The potential of probiotics in the amelioration of hyperuricemia.
Hyperuricemia is a common disease caused by metabolic disorders or the excessive intake of high-purine foods. Persistent hyperuricemia in extreme cases induces gout, and asymptomatic hyperuricemia is probably linked to other metabolic diseases, such as hypertension. The typical damage caused by asymptomatic hyperuricemia includes inflammation, oxidative stress and gut dysbiosis. Probiotics have broad potential applications as food additives, not as drug therapies, in the amelioration of hyperuricemia. In this review, we describe novel methods for potential hyperuricemia amelioration with probiotics.

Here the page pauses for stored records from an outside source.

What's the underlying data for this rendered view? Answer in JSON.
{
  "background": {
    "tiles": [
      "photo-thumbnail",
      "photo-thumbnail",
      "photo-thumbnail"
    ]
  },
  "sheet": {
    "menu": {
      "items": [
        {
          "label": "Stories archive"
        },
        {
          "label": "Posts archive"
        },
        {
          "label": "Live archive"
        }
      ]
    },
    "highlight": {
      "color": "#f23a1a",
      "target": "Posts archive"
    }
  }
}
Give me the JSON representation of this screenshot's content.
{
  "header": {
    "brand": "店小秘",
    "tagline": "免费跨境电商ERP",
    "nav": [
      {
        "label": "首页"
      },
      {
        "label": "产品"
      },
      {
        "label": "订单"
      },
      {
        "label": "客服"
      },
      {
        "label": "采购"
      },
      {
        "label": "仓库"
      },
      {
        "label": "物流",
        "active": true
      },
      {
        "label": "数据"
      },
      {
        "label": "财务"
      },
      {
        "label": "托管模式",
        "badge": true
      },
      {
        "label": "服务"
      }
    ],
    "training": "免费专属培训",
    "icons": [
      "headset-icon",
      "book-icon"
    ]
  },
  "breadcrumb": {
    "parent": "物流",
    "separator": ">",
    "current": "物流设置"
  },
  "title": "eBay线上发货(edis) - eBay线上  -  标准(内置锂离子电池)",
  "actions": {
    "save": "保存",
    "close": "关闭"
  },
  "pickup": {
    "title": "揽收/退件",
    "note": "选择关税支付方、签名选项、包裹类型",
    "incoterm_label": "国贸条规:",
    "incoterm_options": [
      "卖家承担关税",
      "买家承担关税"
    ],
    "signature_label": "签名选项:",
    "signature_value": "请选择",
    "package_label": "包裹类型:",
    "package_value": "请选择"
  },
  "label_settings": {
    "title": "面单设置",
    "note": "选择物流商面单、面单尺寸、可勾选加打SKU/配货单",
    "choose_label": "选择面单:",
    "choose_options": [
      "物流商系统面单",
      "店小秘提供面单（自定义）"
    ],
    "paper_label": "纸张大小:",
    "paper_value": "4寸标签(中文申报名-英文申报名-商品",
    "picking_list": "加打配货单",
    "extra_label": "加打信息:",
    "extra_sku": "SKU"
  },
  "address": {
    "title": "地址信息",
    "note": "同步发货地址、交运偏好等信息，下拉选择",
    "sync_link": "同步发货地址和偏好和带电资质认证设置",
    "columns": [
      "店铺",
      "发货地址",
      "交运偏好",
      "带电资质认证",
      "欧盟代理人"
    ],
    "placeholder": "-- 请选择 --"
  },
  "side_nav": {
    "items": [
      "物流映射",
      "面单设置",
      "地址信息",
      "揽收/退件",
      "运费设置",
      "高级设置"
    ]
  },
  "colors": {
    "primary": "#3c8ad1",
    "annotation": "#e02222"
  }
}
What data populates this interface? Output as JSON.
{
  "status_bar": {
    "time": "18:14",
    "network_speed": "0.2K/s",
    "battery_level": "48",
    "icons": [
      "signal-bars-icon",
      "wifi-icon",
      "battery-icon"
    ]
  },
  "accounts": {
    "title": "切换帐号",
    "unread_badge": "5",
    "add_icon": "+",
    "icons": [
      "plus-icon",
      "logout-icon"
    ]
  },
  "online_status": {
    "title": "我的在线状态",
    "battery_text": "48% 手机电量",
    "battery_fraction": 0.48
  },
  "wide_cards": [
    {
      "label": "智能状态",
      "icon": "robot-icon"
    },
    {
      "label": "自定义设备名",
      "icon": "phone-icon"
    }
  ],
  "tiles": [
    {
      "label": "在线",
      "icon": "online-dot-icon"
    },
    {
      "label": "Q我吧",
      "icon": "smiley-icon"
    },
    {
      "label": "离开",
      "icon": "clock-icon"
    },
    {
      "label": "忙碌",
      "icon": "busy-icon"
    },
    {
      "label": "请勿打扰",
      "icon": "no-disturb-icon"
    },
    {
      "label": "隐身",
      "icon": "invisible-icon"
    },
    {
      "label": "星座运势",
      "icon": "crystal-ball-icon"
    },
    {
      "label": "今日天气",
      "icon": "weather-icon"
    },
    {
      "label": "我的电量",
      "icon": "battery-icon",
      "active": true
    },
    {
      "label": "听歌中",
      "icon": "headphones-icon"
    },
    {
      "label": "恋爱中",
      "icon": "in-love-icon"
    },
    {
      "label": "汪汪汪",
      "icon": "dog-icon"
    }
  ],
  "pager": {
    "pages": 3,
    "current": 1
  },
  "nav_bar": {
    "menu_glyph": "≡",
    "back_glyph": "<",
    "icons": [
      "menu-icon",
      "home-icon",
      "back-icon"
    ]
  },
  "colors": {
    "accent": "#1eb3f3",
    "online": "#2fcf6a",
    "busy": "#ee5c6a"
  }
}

The pathways through which probiotics may ameliorate hyperuricemia are discussed, including the decrease in uric acid production through purine assimilation and XOD (xanthine oxidase) inhibition as well as enhanced excretion of uric acid production by promoting ABCG2 (ATP binding cassette subfamily G member 2) activity, respectively. Three possible probiotic-related therapeutic pathways for alleviating the syndrome of hyperuricemia are also summarized. The first mechanism is to alleviate the oxidation and inflammation induced by hyperuricemia through the inhibition of NLRP3 inflammasome, the second is to restore damaged intestinal epithelium barriers and prevent gut microbiota dysbiosis, and the third is to enhance the innate immune system by increasing the secretion of immunoglobulin A (sIgA) to resist the stimulus by hyperuricemia. We propose that future research should focus on superior strain resource isolation and insight into the cause-effect mechanisms of probiotics for hyperuricemia amelioration. The safety and effects of the application of probiotics in clinical use also need verification.
All material on this website is protected by copyright, Copyright © 1994-2024 by WebMD LLC.
This website also contains material copyrighted by 3rd parties.
Your Privacy Choices